What is expected
Work through the data below and copy out every line where "expression" is found.

Extracted material
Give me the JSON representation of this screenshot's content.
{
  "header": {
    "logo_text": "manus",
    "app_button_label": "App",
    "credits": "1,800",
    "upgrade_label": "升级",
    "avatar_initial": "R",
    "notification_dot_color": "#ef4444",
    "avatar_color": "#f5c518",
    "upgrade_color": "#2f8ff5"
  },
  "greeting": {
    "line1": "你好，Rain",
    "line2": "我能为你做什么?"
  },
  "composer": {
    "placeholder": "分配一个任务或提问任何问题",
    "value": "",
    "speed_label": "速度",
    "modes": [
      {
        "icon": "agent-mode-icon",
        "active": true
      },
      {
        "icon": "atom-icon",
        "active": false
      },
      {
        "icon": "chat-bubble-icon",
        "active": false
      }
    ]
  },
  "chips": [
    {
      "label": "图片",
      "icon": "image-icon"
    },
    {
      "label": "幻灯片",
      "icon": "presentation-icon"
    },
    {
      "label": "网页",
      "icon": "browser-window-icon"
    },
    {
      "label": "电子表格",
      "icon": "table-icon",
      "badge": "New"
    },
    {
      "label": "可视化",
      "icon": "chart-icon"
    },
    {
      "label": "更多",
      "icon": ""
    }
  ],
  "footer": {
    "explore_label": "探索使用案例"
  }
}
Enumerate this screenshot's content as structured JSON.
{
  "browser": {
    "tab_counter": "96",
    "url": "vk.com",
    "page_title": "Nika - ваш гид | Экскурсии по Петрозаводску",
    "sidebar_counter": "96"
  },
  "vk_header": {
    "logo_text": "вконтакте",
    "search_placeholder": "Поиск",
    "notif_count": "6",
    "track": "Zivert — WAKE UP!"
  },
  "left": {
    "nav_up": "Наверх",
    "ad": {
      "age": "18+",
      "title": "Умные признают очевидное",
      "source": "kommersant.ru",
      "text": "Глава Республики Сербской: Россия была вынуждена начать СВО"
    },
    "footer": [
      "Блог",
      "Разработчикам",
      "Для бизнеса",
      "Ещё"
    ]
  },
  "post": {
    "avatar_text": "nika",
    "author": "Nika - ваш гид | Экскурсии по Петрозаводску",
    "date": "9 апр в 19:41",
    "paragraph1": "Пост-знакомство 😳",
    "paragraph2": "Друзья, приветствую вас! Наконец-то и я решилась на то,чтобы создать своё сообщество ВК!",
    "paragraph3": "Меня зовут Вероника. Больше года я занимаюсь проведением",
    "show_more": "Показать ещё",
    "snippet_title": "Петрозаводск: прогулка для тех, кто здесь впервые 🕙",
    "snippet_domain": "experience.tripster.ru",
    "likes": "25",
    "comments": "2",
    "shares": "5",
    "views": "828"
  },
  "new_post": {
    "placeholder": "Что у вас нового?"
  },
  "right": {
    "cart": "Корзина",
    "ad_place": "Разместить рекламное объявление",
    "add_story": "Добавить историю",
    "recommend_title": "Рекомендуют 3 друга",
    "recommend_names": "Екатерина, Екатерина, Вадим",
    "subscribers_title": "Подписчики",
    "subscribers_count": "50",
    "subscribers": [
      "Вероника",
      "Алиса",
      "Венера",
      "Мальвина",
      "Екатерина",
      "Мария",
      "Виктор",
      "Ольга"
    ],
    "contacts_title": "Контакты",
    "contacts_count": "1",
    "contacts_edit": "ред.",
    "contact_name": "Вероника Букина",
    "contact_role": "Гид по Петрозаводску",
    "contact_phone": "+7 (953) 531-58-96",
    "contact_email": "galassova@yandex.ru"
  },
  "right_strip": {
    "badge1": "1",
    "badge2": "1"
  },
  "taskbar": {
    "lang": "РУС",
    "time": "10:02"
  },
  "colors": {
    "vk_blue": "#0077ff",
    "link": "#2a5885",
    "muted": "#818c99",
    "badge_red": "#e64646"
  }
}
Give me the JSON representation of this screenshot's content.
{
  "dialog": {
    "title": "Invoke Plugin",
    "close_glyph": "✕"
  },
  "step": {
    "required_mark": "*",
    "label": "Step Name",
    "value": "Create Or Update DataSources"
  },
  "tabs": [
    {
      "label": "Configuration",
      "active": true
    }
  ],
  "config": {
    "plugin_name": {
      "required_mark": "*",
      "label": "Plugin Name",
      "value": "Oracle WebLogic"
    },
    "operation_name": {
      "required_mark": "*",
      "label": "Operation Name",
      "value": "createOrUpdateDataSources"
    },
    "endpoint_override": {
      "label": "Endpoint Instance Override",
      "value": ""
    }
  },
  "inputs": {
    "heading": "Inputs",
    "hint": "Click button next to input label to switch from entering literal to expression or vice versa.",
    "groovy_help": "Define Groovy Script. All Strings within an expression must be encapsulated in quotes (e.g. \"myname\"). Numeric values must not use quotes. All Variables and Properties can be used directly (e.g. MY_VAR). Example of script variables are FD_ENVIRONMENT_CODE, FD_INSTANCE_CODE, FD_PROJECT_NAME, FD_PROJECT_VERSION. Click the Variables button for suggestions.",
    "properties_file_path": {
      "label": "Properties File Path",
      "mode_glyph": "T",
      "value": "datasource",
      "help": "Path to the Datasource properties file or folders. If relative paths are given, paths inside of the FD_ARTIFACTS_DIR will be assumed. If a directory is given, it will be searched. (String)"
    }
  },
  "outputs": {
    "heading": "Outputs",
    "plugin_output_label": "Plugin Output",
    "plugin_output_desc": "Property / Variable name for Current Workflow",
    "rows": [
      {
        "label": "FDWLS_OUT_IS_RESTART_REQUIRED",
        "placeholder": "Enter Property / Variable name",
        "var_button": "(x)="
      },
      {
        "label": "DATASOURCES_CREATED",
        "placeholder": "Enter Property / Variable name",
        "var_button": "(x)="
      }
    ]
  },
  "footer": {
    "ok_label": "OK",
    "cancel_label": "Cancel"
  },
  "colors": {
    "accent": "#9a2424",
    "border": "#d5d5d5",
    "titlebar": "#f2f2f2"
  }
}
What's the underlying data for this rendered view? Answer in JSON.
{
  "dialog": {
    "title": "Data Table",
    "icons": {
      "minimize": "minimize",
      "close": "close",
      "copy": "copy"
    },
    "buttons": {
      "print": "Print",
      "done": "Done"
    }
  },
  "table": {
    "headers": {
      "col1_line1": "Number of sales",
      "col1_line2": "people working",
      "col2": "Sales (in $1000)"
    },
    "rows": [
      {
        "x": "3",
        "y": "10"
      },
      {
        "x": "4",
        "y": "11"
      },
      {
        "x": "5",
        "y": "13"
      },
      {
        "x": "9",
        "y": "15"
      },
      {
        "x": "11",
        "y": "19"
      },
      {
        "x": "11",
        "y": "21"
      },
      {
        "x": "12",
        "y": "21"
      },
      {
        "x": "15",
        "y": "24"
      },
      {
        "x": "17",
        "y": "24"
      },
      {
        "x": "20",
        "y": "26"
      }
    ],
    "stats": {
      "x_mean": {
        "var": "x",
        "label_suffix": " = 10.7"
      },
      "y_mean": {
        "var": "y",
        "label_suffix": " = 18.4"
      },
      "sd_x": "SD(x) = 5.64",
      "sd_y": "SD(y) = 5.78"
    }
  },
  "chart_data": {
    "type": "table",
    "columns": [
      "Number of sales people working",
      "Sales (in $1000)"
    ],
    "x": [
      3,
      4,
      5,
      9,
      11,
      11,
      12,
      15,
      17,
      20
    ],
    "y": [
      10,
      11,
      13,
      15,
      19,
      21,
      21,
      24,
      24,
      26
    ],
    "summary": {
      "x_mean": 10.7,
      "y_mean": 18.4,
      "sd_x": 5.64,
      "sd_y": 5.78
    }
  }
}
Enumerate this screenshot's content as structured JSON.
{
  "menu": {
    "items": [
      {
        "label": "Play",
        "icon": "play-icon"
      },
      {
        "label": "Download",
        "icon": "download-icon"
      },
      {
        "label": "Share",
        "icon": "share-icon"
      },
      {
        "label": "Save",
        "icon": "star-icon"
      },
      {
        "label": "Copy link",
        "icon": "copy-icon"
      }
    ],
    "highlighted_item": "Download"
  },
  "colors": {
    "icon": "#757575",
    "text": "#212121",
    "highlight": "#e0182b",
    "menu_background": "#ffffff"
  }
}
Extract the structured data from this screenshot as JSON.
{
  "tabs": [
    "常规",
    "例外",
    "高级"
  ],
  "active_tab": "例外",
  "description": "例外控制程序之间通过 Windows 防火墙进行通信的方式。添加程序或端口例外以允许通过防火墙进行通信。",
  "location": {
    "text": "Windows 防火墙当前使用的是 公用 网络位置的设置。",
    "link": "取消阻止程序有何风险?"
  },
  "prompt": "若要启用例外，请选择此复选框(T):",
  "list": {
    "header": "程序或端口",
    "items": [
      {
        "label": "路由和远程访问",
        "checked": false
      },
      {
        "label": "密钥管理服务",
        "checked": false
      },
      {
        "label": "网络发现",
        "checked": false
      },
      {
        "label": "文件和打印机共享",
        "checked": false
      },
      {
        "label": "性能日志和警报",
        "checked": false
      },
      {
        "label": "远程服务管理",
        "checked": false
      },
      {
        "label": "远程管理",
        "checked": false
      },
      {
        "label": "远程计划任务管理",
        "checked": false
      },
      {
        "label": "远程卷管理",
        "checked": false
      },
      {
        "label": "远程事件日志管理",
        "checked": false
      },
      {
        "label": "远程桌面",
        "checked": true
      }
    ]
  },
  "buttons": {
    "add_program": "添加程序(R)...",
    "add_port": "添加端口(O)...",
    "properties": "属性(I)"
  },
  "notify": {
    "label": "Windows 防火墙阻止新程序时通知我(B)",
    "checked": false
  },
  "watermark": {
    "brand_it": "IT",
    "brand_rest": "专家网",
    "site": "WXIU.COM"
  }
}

Solution below
    "hint": "Click button next to input label to switch from entering literal to expression or vice versa.",
    "groovy_help": "Define Groovy Script. All Strings within an expression must be encapsulated in quotes (e.g. \"myname\"). Numeric values must not use quotes. All Variables and Properties can be used directly (e.g. MY_VAR). Example of script variables are FD_ENVIRONMENT_CODE, FD_INSTANCE_CODE, FD_PROJECT_NAME, FD_PROJECT_VERSION. Click the Variables button for suggestions.",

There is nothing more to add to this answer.